05-25-10 - State and the Web

There's a major way that the whole iPple device thing is taking us backwards. Plain old HTML (eg. not apps) is awesome in that they actually get something really right :

Minimal state. Recordable state at every transition point. This lets you bookmark your point anywhere in your work, go backwards and forwards, save your spot and come back to it, etc.

This all goes back to the entire state being a little token that you can just grab and store off. Granted, lots of web pages fuck this up because they use some server-side shit and they don't show you all the public state or whatever fucking dick-ass thing they do. But good old fashioned Web gets this awesomely right.

It's actually a paradigm that I think more developers should espouse in their Win32 apps, both publicly and internally.

By "publically" I mean you should expose it to the user - let the user drag off the current spot to a link, and let them restore. This should be in like every app. The full state of the app should be in an edit box somewhere that I can copy/paste or drag to the desktop. I should be able to double-click it to jump back into the app at that same point.

"Internally" I mean it's nice to make sure your state some very simple plain C structures, so that you can just push & pop or save old versions of the state, like :

State save(curState);



curState = save;

this is actually one of the new things I'm doing in my Video Test framework and it has been awesomely useful.

Yeah yeah the C++ way is to give every member a stream-in/stream-out, but it's too hard to maintain that robustly all the time.

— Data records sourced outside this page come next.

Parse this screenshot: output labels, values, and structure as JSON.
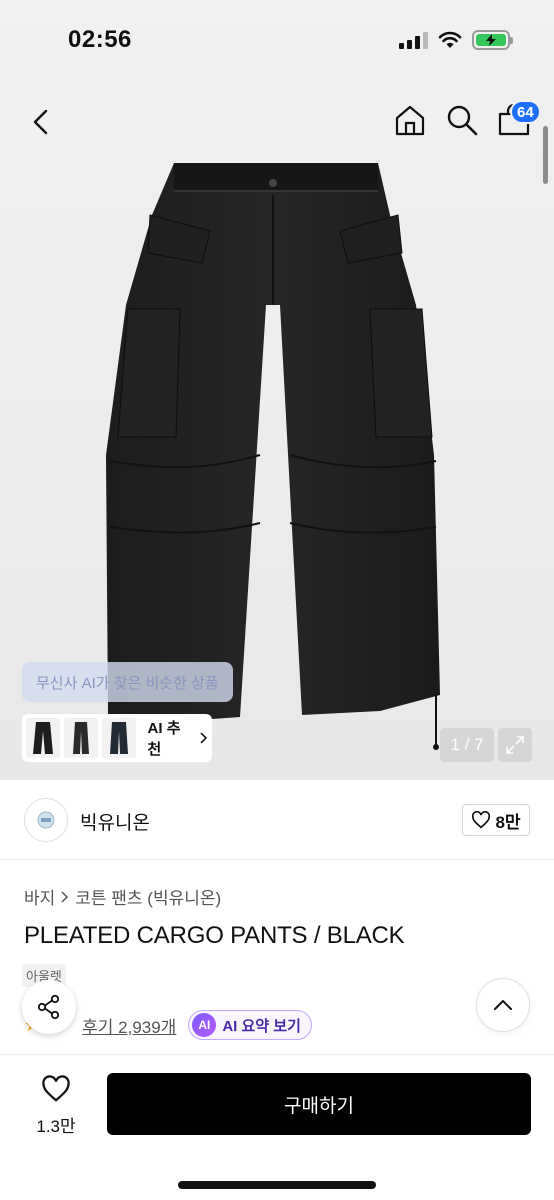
{
  "status": {
    "time": "02:56"
  },
  "nav": {
    "cart_count": "64"
  },
  "gallery": {
    "ai_similar_label": "무신사 AI가 찾은 비슷한 상품",
    "ai_recommend_label": "AI 추천",
    "counter": "1 / 7"
  },
  "brand": {
    "name": "빅유니온",
    "likes": "8만"
  },
  "breadcrumb": {
    "category": "바지",
    "subcategory": "코튼 팬츠 (빅유니온)"
  },
  "product": {
    "title": "PLEATED CARGO PANTS / BLACK",
    "tag": "아울렛",
    "reviews": "후기 2,939개",
    "ai_summary": "AI 요약 보기",
    "ai_badge": "AI"
  },
  "bottom": {
    "wish_count": "1.3만",
    "buy_label": "구매하기"
  },
  "colors": {
    "accent": "#1f6fff",
    "buy": "#000000",
    "ai": "#7a5cff",
    "battery": "#34c759"
  },
  "icons": [
    "back-icon",
    "home-icon",
    "search-icon",
    "cart-icon",
    "share-icon",
    "heart-icon",
    "chevron-up-icon",
    "expand-icon",
    "chevron-right-icon"
  ]
}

This is actually related to another very important programming paradigm in general : minimize state, and avoid redundancy. Don't store variables that are computed from other variables. Don't copy values from one place to another. Always go get them at the original source. This is a massive bug reducer. Every time I see something like "this variable must be kept in sync with this variable" I think "why not just get rid of one of them?".


MH said...

Heather hit something similar recently. There was no undo for a simple and fairly obvious operation.

She got very angry, and I agree that this op should have been undoable.

cbloom said...

Oh yeah, in cases where the state of the system in question is too big to just be a little token you can copy/paste or keep a history of, you should then use a change journal.

So every app should be fully undo-able, and not just undo-able but easily jumped into any point.

So for example, the Windows Registry should use a change journal. A picture viewer should have a full state token. etc.

old rants